- Stitch and repeat following the outline of your shape.
When you get to the top of your object (and similar when I return to bottom of my vase) you may choose to shape your object slightly by working back though a hole you have already made and only pierce one new hole on your next row. This will make the next stitch slightly diagonal rather than horizontal. You can repeat this as many times as is necessary. Just be mindful that too many inserts through the same hole can result in your vintage postcard ripping. You need to use your own judgement as it depends on the needle size and wool thickness you are using.
Once a piece of wool is finished thread it through the back stitches and trim.
Then finally after concentration and steadiness your postcard will be finished ready to display as you please. I’m sure it will be looking gorgeous! I love referring to vintage postcards as ‘little vintage tweets!’

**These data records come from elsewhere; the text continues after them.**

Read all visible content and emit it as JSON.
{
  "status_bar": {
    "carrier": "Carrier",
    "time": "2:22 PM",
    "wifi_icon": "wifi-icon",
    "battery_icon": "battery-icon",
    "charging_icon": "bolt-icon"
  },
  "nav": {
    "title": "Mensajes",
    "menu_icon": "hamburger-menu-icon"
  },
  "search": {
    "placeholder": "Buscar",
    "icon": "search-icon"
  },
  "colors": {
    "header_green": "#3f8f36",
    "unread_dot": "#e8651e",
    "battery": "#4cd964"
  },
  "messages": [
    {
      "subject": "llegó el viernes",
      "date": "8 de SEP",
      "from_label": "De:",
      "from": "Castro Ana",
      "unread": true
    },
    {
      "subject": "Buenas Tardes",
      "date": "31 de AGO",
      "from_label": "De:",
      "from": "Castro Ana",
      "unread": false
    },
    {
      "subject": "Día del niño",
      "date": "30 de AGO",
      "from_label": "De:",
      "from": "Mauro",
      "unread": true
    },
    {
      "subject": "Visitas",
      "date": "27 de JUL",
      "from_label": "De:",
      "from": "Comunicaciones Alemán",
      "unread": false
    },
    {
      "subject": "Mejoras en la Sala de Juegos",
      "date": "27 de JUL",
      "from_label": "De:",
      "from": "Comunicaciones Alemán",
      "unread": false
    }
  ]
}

I can’t help but draw a parallel between vintage postcards and Twitter and find the comparison fascinating. Postcards were after all short updates about someone’s life limited by the number of words they could fit onto the piece of card. Similarly Twitter restricts the number of characters you can use to write a digital update on its platform. Postcards originated from as early as 1840 but had their golden age between 1902 and 1928. They were back then the prime networking tool of their day. Following the war they became less used as new forms of communication became more popular like telephones. Similarly Twitter is being squeezed today by new platforms competing to be the next big social network.
The oldest postcard on record in the UK is of that sent by Theodore Hook a play-write and novelist from Fulham in London who sent the postcard to himself in 1840. Most probably a joke, it featured a caricature of postal workers and a penny black stamp. Postcards not only give us insight into how new forms of communication are adopted and adapted but also a social understanding of past times. In 1902 Britain was the first country to make space for the prominence and importance of an image and moved the address and stamp to one side.
Postcards sent from holiday destinations were probably the most common types of postcards sent. My interest is in floral postcards often sent as birthday cards or as notes and tokens of love. They are such a sentimental souvenir of the past. However I can’t help but feel I’m invading someone’s privacy by reading what is written on the back and similarly eek when I read anything too personal about somebody through social media. Postcards were only meant to be read by one person or household unlike most of today’s digital messages. Postcards feel far more personal to me today than a simple tweet or digital message. They still seem more considered and thoughtful! Ensuring a stamp is at hand and a letter box remembered on the correct day shows more dedication than pressing ‘send’.
Go make someone’s day and send them a little piece of home made vintage!
Sources for finding vintage postcards:
Postcard Pages is a great website which lists forthcoming local postcard fairs in the UK.
USA based Old Postcards claim they have the biggest offering of postcards to the world so definitely also worth a look if you are after something specific!